The acting is serviceable, as expected with an A-list cast. Tony Hale, appearing in far more of the second half of season five than the first, is perhaps the standout Bluth, making the most of Buster’s time at the center of the narrative. Jeffrey Tambor, marred in scandal after being fired from Transparent for sexual harassment accusations as well as admitted verbal abuse of costar Jessica Walter, looks uncomfortable in the dual roles of George/Oscar. The show would have been better off simply cutting him from the show, as his presence sours an experience that’s already pretty lackluster. Portia de Rossi, who retired from acting before season five, is limited to a cameo appearance in the second half.
While the first half of season five was marred by overuse of green screens used to create the illusion that the Bluths were in the same room, the final eight episodes are far more convincing. There is a lingering distraction caused by the idea that practically every scene needs to be examined for editing, but the show does a good job of at least presenting the idea that its cast members are physically in the same space. As weird as it feels to compliment a show for that simple feature, this issue has been a persistent problem for Arrested Development since its revival.
Television has evolved considerably since Arrested Development first premiered. Single camera comedies have become more of the rule than the exception. Somewhere along the way, a show once praised for its quality writing became complacent, content to rest of the laurels of gags that debuted more than a decade ago.

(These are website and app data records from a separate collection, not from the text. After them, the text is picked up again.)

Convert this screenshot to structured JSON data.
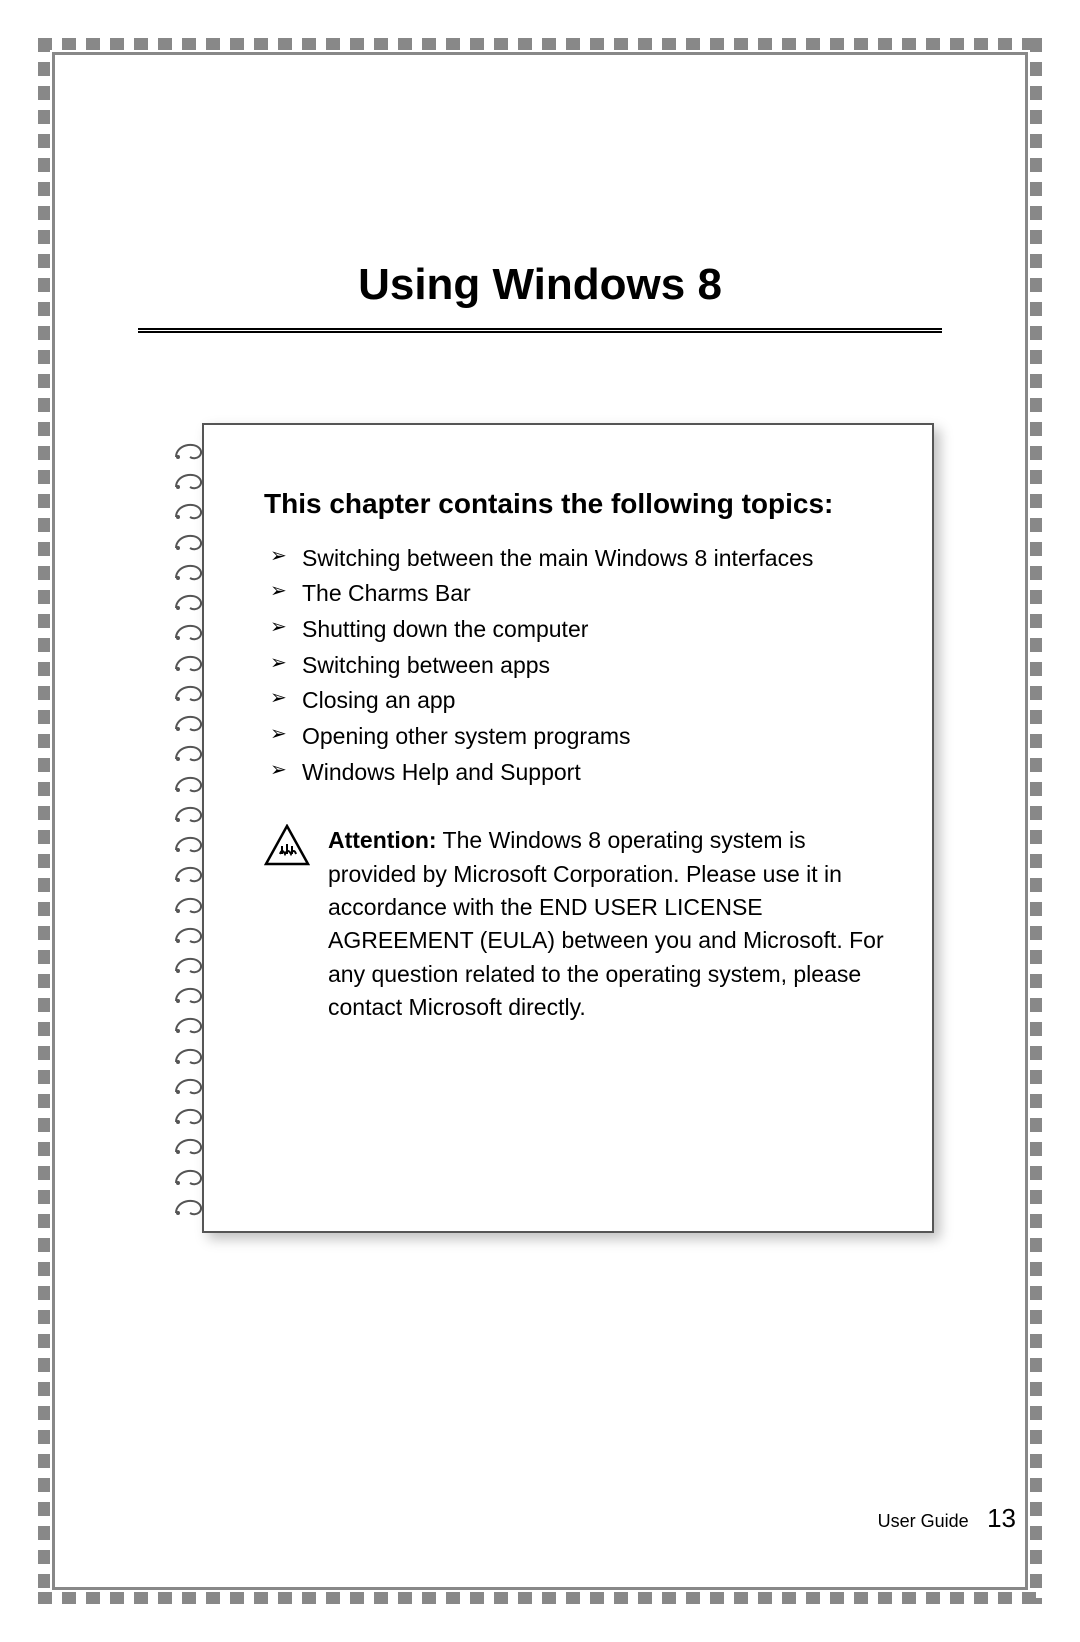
{
  "chapter_title": "Using Windows 8",
  "subheading": "This chapter contains the following topics:",
  "topics": [
    "Switching between the main Windows 8 interfaces",
    "The Charms Bar",
    "Shutting down the computer",
    "Switching between apps",
    "Closing an app",
    "Opening other system programs",
    "Windows Help and Support"
  ],
  "attention": {
    "label": "Attention:",
    "body": " The Windows 8 operating system is provided by Microsoft Corporation. Please use it in accordance with the END USER LICENSE AGREEMENT (EULA) between you and Microsoft. For any question related to the operating system, please contact Microsoft directly."
  },
  "footer": {
    "label": "User Guide",
    "page": "13"
  },
  "spiral_count": 26
}
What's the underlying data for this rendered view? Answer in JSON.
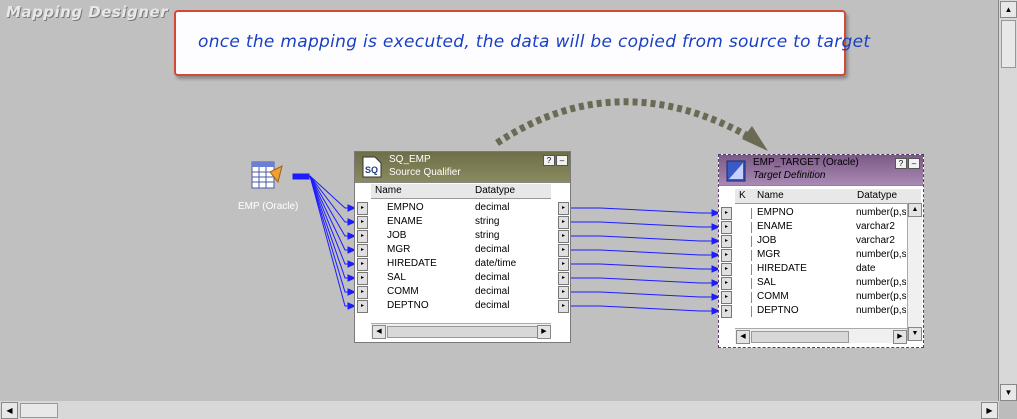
{
  "window": {
    "title": "Mapping Designer"
  },
  "note": {
    "text": "once the mapping is executed, the data will be copied from source to target"
  },
  "source": {
    "label": "EMP (Oracle)"
  },
  "source_qualifier": {
    "name": "SQ_EMP",
    "subtitle": "Source Qualifier",
    "icon_text": "SQ",
    "columns": {
      "name": "Name",
      "datatype": "Datatype"
    },
    "fields": [
      {
        "name": "EMPNO",
        "datatype": "decimal"
      },
      {
        "name": "ENAME",
        "datatype": "string"
      },
      {
        "name": "JOB",
        "datatype": "string"
      },
      {
        "name": "MGR",
        "datatype": "decimal"
      },
      {
        "name": "HIREDATE",
        "datatype": "date/time"
      },
      {
        "name": "SAL",
        "datatype": "decimal"
      },
      {
        "name": "COMM",
        "datatype": "decimal"
      },
      {
        "name": "DEPTNO",
        "datatype": "decimal"
      }
    ]
  },
  "target": {
    "name": "EMP_TARGET (Oracle)",
    "subtitle": "Target Definition",
    "columns": {
      "key": "K",
      "name": "Name",
      "datatype": "Datatype"
    },
    "fields": [
      {
        "name": "EMPNO",
        "datatype": "number(p,s)"
      },
      {
        "name": "ENAME",
        "datatype": "varchar2"
      },
      {
        "name": "JOB",
        "datatype": "varchar2"
      },
      {
        "name": "MGR",
        "datatype": "number(p,s)"
      },
      {
        "name": "HIREDATE",
        "datatype": "date"
      },
      {
        "name": "SAL",
        "datatype": "number(p,s)"
      },
      {
        "name": "COMM",
        "datatype": "number(p,s)"
      },
      {
        "name": "DEPTNO",
        "datatype": "number(p,s)"
      }
    ]
  },
  "colors": {
    "canvas": "#c0c0c0",
    "link": "#1c1cff",
    "note_border": "#d24a35",
    "note_text": "#1a3fc4",
    "arrow": "#6b6b55"
  }
}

Absent is any sense of urgency driving the wit. Some of the show’s best moments came from season three, when Arrested Development increasingly embraced gallows humor in the face of imminent cancellation. The threat of no additional seasons has been replaced by the sad feeling of watching a once great show tarnish its legacy with lazy follow-ups. Season five proved that Arrested Development could imitate its glory years, but the Bluths don’t seem to have anything funny left to say.